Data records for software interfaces
=====

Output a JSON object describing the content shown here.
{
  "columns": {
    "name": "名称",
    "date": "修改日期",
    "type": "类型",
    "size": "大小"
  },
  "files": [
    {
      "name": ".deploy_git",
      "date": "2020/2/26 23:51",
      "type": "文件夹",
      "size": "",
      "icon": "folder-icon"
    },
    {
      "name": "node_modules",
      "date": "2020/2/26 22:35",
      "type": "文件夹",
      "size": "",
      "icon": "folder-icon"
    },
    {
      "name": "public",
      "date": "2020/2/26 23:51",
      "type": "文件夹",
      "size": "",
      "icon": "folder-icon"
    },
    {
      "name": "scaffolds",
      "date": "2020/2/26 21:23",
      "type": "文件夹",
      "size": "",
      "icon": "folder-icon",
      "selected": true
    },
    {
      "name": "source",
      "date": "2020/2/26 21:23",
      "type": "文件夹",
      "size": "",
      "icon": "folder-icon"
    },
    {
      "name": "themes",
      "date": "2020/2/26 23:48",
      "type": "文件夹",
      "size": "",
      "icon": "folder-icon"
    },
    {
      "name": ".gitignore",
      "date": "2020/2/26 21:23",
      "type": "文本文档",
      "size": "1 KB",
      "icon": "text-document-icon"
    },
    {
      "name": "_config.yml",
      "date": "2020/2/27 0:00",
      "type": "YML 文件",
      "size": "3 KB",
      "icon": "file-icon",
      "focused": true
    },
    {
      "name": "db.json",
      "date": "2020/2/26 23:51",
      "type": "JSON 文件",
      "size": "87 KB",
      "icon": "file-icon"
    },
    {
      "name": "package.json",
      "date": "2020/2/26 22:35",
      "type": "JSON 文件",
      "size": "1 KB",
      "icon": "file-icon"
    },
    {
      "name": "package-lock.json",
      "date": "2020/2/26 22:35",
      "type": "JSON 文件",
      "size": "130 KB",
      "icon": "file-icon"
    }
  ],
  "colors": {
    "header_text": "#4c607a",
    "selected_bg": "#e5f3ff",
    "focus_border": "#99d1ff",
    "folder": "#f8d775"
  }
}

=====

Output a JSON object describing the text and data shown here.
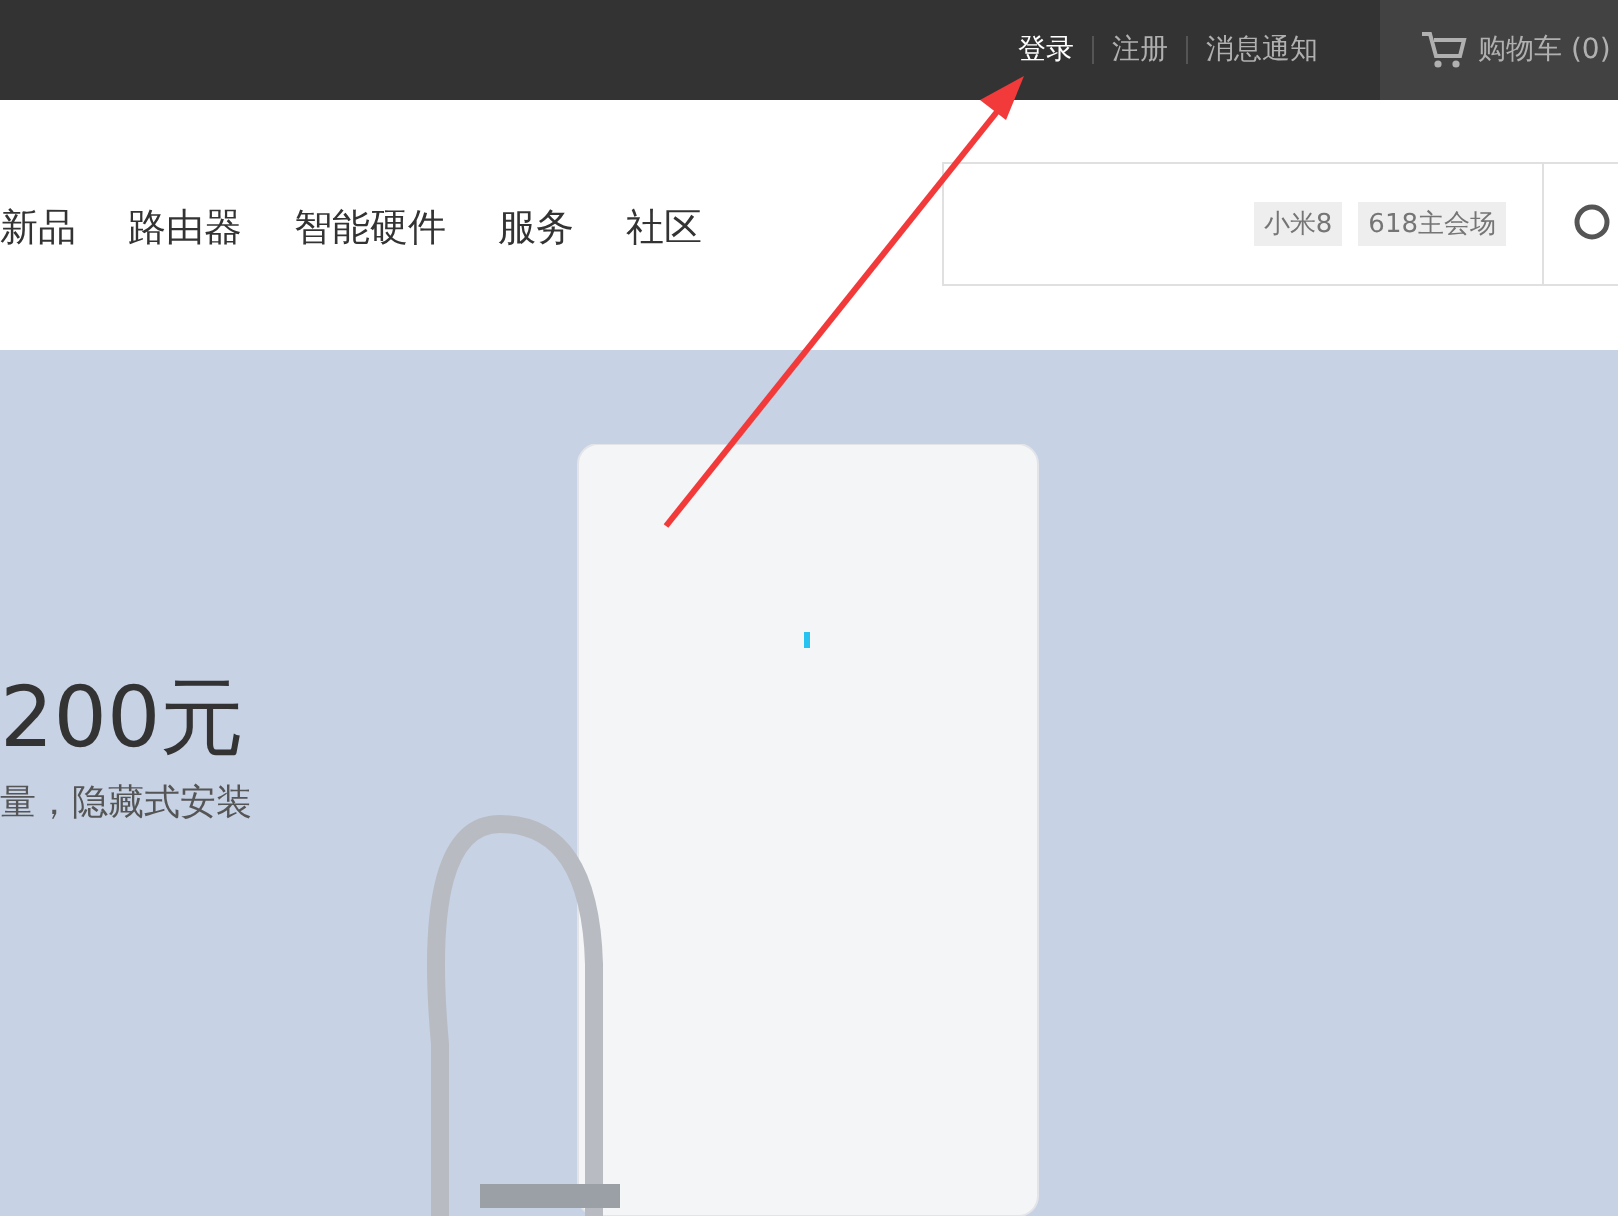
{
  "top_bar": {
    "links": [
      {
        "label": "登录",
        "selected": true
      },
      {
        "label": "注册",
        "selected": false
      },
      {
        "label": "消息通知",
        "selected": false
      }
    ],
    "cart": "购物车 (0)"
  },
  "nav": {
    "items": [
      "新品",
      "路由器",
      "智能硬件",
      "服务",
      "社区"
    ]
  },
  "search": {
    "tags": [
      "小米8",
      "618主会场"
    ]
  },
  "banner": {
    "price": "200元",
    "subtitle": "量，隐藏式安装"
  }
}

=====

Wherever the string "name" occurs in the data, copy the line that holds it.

▶ [Expected answer]:
    "name": "名称",
      "name": ".deploy_git",
      "name": "node_modules",
      "name": "public",
      "name": "scaffolds",
      "name": "source",
      "name": "themes",
      "name": ".gitignore",
      "name": "_config.yml",
      "name": "db.json",
      "name": "package.json",
      "name": "package-lock.json",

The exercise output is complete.